Gracie: She was a 3.5 year old Great Pyr who seemed to have lived her life outside. She had anxiety about being left alone (although, seemed okay when left with my two). It took 16 days before Zeetie accepted her but even then, we had to watch them. Fights broke out on a dime.
Wilson: A big baby of a 6-year old Great Pyr whose owner turned him in to be euthanized while the husband went to prison. He turned out to be a lovely boy but was a challenge since he has Addison's and could not deal with stress. He leaped at cars, people, barked more than a normal Pyr would and was protective of his family so care had to be taken. After 8 months, he found his perfect family. See his video on Youtube
Ramona: She was two years old. An owner surrender because a child stomped on her foot and she lunged at the child the next time he came near her. Nothing happened but chances cannot be taken when a daycare is involved. It's so important to teach children to respect dogs and train them how to be around them. She has gone to a fabulous home in the country where she has free range of the property.
Jasper: He was surrendered because there was a new baby in the house or so they said.

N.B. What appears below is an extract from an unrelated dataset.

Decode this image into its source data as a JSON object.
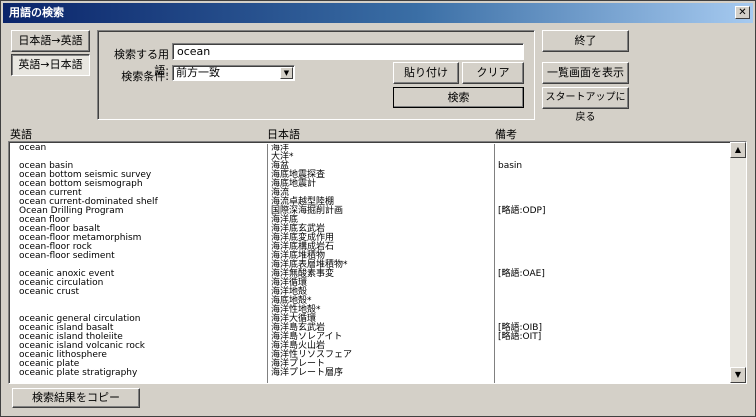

Mr. Jasper had to spend most of his time in the crate and, by the smell of him, peeing in the basement and lying in his own urine. Sadly, he had to be euthanized by his adoptive family because he had bites. Pyrs are not for most people. I erred in my judgement.
Gypsy: I'll not know why she kept being shifted from home to home. She needs to be the only pet in the family, though. She just wants to be with her people and be loved. We had her for ten days and it was quite a chore keeping her away from our dogs but we managed until she went back to her original foster, and was subsequently adopted out.
This is an excellent article on aggression:
Dr. Sophia Yin